There's a spotlight today on the women attempting to transform longtime invisibility into success, money and power. How's that working for us? There's been a disappointing 25 percent decrease in the number of women CEOs in the Fortune 500 in the past year. Several corporate women CEOs earn as much, and sometimes more, than their male counterparts, including Indra Nooyi, CEO of PepsiCo, Debra Cafaro, CEO of real estate investment trust Ventas, and Mary Barra, CEO of General Motors. Unfortunately, women make up only 5 percent of CEOs in the Fortune 500. Astonishingly, only one Fortune 500 company has both a woman CEO and a woman chair of its board of directors. Just one.
Before we get too frustrated, we should congratulate the notable and visible women in business. The national number of women-owned businesses grew 45 percent between 2007 and 2016, five times faster than the national average. Their flight to entrepreneurship may be a rejection of corporate dead ends and closed doors to the executive suite. But their entrepreneurship is driving our economy to the tune of 3 trillion dollars.
Despite the value of businesswomen, only $1.46 billion of the $58 billion invested by venture capitalists in 2016, went to women-owned companies. That same year, the Times Free Press reported that the CEOs of more than 92 percent of our biggest employers were men. Men made up 90 percent of the directors on the boards of publicly traded companies in our region. Why does that matter? Board members have an advantage when a company searches for a new CEO.
While support for women leaders in the business world is slow to grow, Chattanooga is proudly making major efforts to redirect historical trends. The Chattanooga Area Chamber of Commerce now has its first woman president and CEO. The number of groups assisting, mentoring, advising and connecting Chattanooga women have grown in number and in membership. Our progress includes municipal support with the multiple committees of the Mayor's Council on Women.
Despite all these remarkable efforts, the 10 top earning Chattanooga CEOs listed in the Business Section recently were all males. As for boards of directors, go online to see that even in public agencies, women are scarce. There's just one woman board member listed on TVA's website and the same on EPB's website. You probably know corporate boards where just one woman serves, if that.
It's a different story when it comes to community building organizations such as schools, poverty, the arts and health care. The list of Chattanooga's women leaders in community groups would take up multiple pages: organization chiefs, program directors, community liaisons, volunteer coordinators, foundation leaders, education experts and technology officers. Women have had many more opportunities for visibility in municipal agencies and not-for-profits than in the corporate sector. Many are experienced as commission and not-for-profit board members and chairpersons. They understand how a community works: where to go for information and leadership and what products/services are needed.
Blend these women leaders with women entrepreneurs, and we have a talent pool that should be a pipeline to the corporate sector.
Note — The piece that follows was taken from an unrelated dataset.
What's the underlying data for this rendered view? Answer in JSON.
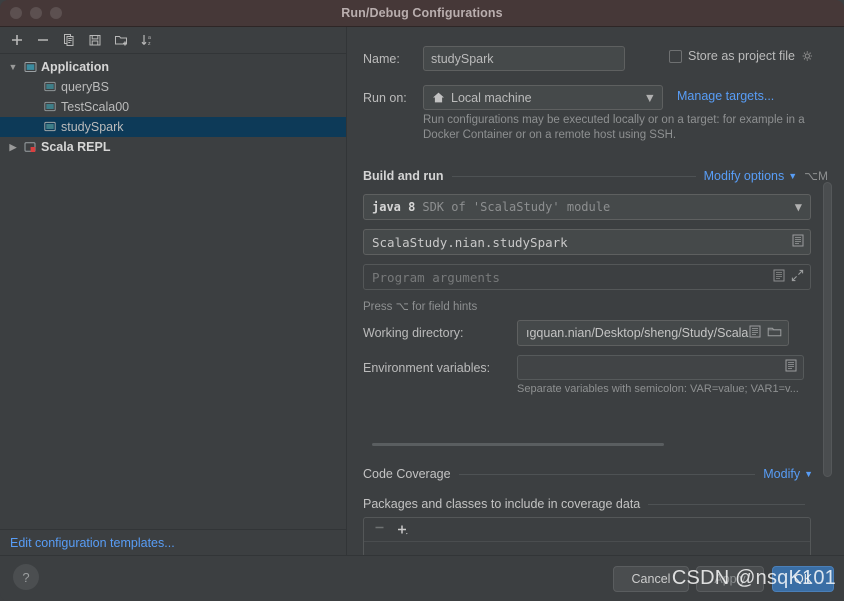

There's no logical reason for the all-male list of CEOs, or the just-one-woman board of directors. Does the homogeneity help market to women who are the primary buyers of just about everything? Does it help anticipate community trends? Or does it err on the side of "same old-same old"? The answer lies in Chattanooga's many efforts to energize and empower change makers. May the force be with the executive suite.
Deborah Levine is an author and trainer/coach. She is editor of the American Diversity Report. Contact her at firstname.lastname@example.org.